The other central question is: what is the strategy of resistance to the coup? Some answers are contained in how the coup d’etat was confronted: without clarity of command that managed to order an articulated scheme, particularly in recent days. The massive mobilizations, in the phase of the escalation, postponed the outcome without being able to stop it, while inside pillars of the support were detached until arriving at the FAB.
Evo Morales’ calls for mobilization were met without immediate, coordinated effects, with a loss of street in the final assault. Answering why it happened implies asking, in addition to the internal time of the movements, how was the process of change doing at the time of the coup d’etat.
An example of this situation can be seen in El Alto, where the main organization, the Federation of Neighborhood Boards (Fejuve), had split into two: one related to the government, the other to the opposition, and the mayor’s office was in the hands of the opposition. On Wednesday, a council was held to try to form a new unified directive – the previous ones being strongly questioned – an objective that has not yet been achieved.
This means three central aspects. First, that the figure of Evo Morales, his defense and return, is not a unifying demand, at least for now. Secondly, that the leaderships in the movements go through, in many cases, scenarios of ruptures and divisions. The translation in El Alto is of great power and radicalism without, even, line or leadership with the ability to steer.

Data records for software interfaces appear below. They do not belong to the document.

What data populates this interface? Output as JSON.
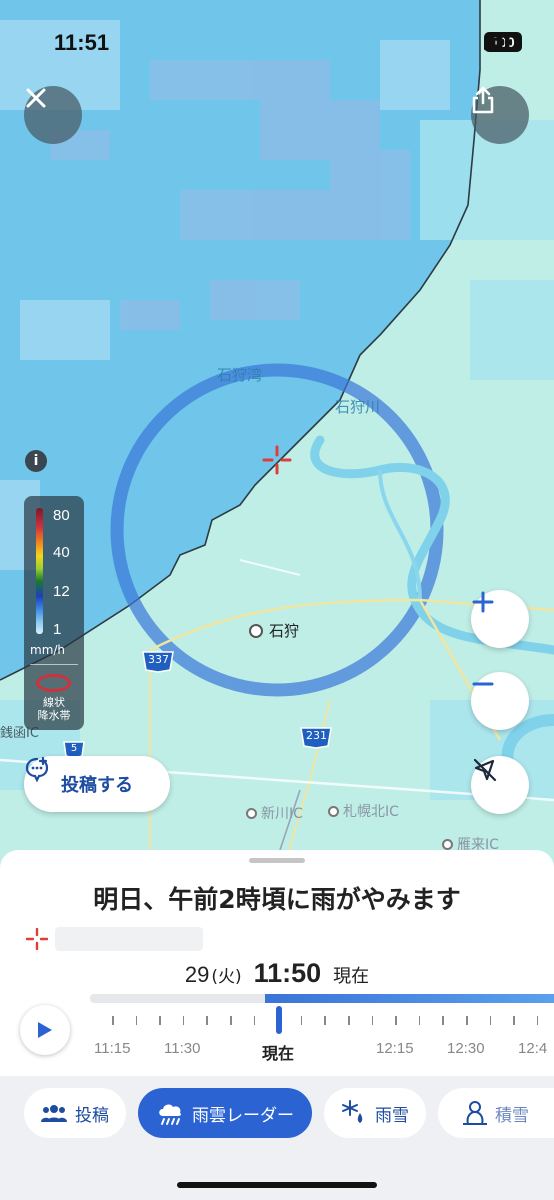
{
  "status_bar": {
    "time": "11:51",
    "battery": "100"
  },
  "map": {
    "labels": {
      "ishikari_bay": "石狩湾",
      "ishikari_river": "石狩川",
      "ishikari_city": "石狩",
      "route_337": "337",
      "route_231": "231",
      "route_5": "5",
      "shinkawa_ic": "新川IC",
      "sapporo_kita_ic": "札幌北IC",
      "karikiCorner_ic": "雁来IC",
      "zenigata_ic": "銭函IC"
    },
    "legend": {
      "values": [
        "80",
        "40",
        "12",
        "1"
      ],
      "unit": "mm/h",
      "note_line1": "線状",
      "note_line2": "降水帯",
      "info_icon": "i"
    },
    "post_button": "投稿する"
  },
  "sheet": {
    "headline": "明日、午前2時頃に雨がやみます",
    "date": "29",
    "day_of_week": "(火)",
    "clock": "11:50",
    "now_label": "現在",
    "progress": 0.45,
    "timeline_labels": [
      "11:15",
      "11:30",
      "現在",
      "12:15",
      "12:30",
      "12:4"
    ]
  },
  "tabs": [
    {
      "label": "投稿",
      "icon": "people-icon",
      "active": false
    },
    {
      "label": "雨雲レーダー",
      "icon": "rain-cloud-icon",
      "active": true
    },
    {
      "label": "雨雪",
      "icon": "snow-rain-icon",
      "active": false
    },
    {
      "label": "積雪",
      "icon": "snowman-icon",
      "active": false
    }
  ],
  "colors": {
    "accent": "#2b63d3",
    "sea": "#6fc6ea",
    "land": "#bfeee6",
    "rain_light": "#8fd3f2",
    "rain_moderate": "#4e8ee0",
    "marker": "#e03c3c"
  }
}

Thirdly, building a strategy that articulates movements – such as those that are part of the National Coordinator for Change – to the Bolivian Workers Central, to the parliamentary space, within a joint plan, is a task as essential as it is complex.
Many questions can only remain, at this time, as questions. The scenario is the offensive of a coup that needs to settle in, that measures the responses to repression and militarization of the country, has central support from the vast majority of the country’s media.
The informational blackout within Bolivia is large, each person interviewed thanks the international press for being here. Bolivian journalists who do not align with the coup narrative are threatened in their homes, telephones, jobs. The de facto communication minister said she will persecute “journalists and pseudo-journalists” for “sedition.” Every dictatorship needs the means that reproduce the narrative and a cone of silence.
Friday afternoon: images of the massacre arrive in Cochabamba, there are four dead so far.
We are in the offensive phase of the coup, where repression, persecutions and murders are accelerated and massified. There are many comrades, compas under threat, in embassies, in a state of exception with no more law than what the coup d’etat needs at this central moment.
Its objective is to decapitate, decimate, and divide the forces of the process of change and prevent a joint resistance from unifying as well as an upcoming electoral alternative.
“You’re leaving, I’m staying in this hell,” I repeat, as I check dates and wonder what will happen on Saturday in Venezuela, from where I write these lines. The right has announced mobilizations, and, it is known, the issue is not Juan Guaidó but those who order strategies and finance, both in Venezuela and Bolivia, and on a continental scale and are in the offensive phase.
What happens in the land from which Evo Morales had to leave in search of asylum is not an isolated event, it is a plan in development for several countries. Hell is a letter that they have reserved for us.
Featured image: Those who lead the coup d’etat made a mistake so deep that there is no staging that can stop the escalation that pushes towards the city of La Paz. | Photo: Reuters
Translated by JRE/EF